» What to produce
Retype the whole listing exactly.

* * *

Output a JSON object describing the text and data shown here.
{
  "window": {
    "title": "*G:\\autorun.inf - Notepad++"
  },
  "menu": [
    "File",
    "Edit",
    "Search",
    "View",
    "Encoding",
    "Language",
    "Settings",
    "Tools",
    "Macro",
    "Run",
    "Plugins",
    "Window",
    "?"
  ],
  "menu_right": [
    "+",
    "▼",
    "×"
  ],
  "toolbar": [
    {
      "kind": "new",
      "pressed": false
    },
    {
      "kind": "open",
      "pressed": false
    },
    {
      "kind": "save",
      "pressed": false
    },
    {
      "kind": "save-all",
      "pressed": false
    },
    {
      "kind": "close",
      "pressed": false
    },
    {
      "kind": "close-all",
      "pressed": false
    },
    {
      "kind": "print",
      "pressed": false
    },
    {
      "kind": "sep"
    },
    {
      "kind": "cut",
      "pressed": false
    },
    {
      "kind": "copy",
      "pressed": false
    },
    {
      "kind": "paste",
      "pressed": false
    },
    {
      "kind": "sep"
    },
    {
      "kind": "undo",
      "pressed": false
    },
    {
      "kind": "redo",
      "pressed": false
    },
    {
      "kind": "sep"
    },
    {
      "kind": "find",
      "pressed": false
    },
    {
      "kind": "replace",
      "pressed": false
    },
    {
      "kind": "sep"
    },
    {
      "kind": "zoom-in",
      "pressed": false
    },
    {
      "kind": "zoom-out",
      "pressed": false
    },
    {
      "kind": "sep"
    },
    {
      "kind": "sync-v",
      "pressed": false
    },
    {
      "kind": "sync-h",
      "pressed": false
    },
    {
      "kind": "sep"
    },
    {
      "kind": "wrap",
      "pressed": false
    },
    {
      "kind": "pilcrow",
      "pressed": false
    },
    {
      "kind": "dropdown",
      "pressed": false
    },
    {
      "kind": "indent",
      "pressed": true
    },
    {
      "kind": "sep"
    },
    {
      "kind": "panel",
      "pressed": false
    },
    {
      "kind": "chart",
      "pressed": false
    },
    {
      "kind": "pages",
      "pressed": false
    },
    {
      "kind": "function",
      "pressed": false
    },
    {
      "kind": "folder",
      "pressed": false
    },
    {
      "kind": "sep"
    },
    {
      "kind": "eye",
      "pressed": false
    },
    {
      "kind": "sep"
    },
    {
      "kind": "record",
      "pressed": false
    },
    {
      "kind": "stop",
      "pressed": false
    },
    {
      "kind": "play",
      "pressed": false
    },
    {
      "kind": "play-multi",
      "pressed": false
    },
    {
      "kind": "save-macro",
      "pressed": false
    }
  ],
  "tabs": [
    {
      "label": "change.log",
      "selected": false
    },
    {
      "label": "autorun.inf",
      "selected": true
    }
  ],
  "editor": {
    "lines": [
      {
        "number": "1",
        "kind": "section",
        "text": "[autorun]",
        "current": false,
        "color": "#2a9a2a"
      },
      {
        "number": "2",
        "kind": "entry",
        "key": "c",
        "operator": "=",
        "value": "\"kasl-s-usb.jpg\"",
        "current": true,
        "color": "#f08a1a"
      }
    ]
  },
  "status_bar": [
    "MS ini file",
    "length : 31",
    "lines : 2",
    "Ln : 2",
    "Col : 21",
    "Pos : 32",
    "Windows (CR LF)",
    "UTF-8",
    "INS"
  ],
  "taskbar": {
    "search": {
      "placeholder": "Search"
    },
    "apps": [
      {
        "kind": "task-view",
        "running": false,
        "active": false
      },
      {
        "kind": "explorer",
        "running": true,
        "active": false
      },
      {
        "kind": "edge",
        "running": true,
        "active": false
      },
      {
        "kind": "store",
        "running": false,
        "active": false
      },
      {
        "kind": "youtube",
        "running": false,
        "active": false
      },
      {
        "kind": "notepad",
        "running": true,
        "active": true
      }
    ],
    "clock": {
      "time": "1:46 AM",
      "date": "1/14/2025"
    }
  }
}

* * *

» Solution to this task
Output a JSON object describing the text and data shown here.
{
  "window": {
    "title": "*G:\\autorun.inf - Notepad++"
  },
  "menu": [
    "File",
    "Edit",
    "Search",
    "View",
    "Encoding",
    "Language",
    "Settings",
    "Tools",
    "Macro",
    "Run",
    "Plugins",
    "Window",
    "?"
  ],
  "menu_right": [
    "+",
    "▼",
    "×"
  ],
  "toolbar": [
    {
      "kind": "new",
      "pressed": false
    },
    {
      "kind": "open",
      "pressed": false
    },
    {
      "kind": "save",
      "pressed": false
    },
    {
      "kind": "save-all",
      "pressed": false
    },
    {
      "kind": "close",
      "pressed": false
    },
    {
      "kind": "close-all",
      "pressed": false
    },
    {
      "kind": "print",
      "pressed": false
    },
    {
      "kind": "sep"
    },
    {
      "kind": "cut",
      "pressed": false
    },
    {
      "kind": "copy",
      "pressed": false
    },
    {
      "kind": "paste",
      "pressed": false
    },
    {
      "kind": "sep"
    },
    {
      "kind": "undo",
      "pressed": false
    },
    {
      "kind": "redo",
      "pressed": false
    },
    {
      "kind": "sep"
    },
    {
      "kind": "find",
      "pressed": false
    },
    {
      "kind": "replace",
      "pressed": false
    },
    {
      "kind": "sep"
    },
    {
      "kind": "zoom-in",
      "pressed": false
    },
    {
      "kind": "zoom-out",
      "pressed": false
    },
    {
      "kind": "sep"
    },
    {
      "kind": "sync-v",
      "pressed": false
    },
    {
      "kind": "sync-h",
      "pressed": false
    },
    {
      "kind": "sep"
    },
    {
      "kind": "wrap",
      "pressed": false
    },
    {
      "kind": "pilcrow",
      "pressed": false
    },
    {
      "kind": "dropdown",
      "pressed": false
    },
    {
      "kind": "indent",
      "pressed": true
    },
    {
      "kind": "sep"
    },
    {
      "kind": "panel",
      "pressed": false
    },
    {
      "kind": "chart",
      "pressed": false
    },
    {
      "kind": "pages",
      "pressed": false
    },
    {
      "kind": "function",
      "pressed": false
    },
    {
      "kind": "folder",
      "pressed": false
    },
    {
      "kind": "sep"
    },
    {
      "kind": "eye",
      "pressed": false
    },
    {
      "kind": "sep"
    },
    {
      "kind": "record",
      "pressed": false
    },
    {
      "kind": "stop",
      "pressed": false
    },
    {
      "kind": "play",
      "pressed": false
    },
    {
      "kind": "play-multi",
      "pressed": false
    },
    {
      "kind": "save-macro",
      "pressed": false
    }
  ],
  "tabs": [
    {
      "label": "change.log",
      "selected": false
    },
    {
      "label": "autorun.inf",
      "selected": true
    }
  ],
  "editor": {
    "lines": [
      {
        "number": "1",
        "kind": "section",
        "text": "[autorun]",
        "current": false,
        "color": "#2a9a2a"
      },
      {
        "number": "2",
        "kind": "entry",
        "key": "c",
        "operator": "=",
        "value": "\"kasl-s-usb.jpg\"",
        "current": true,
        "color": "#f08a1a"
      }
    ]
  },
  "status_bar": [
    "MS ini file",
    "length : 31",
    "lines : 2",
    "Ln : 2",
    "Col : 21",
    "Pos : 32",
    "Windows (CR LF)",
    "UTF-8",
    "INS"
  ],
  "taskbar": {
    "search": {
      "placeholder": "Search"
    },
    "apps": [
      {
        "kind": "task-view",
        "running": false,
        "active": false
      },
      {
        "kind": "explorer",
        "running": true,
        "active": false
      },
      {
        "kind": "edge",
        "running": true,
        "active": false
      },
      {
        "kind": "store",
        "running": false,
        "active": false
      },
      {
        "kind": "youtube",
        "running": false,
        "active": false
      },
      {
        "kind": "notepad",
        "running": true,
        "active": true
      }
    ],
    "clock": {
      "time": "1:46 AM",
      "date": "1/14/2025"
    }
  }
}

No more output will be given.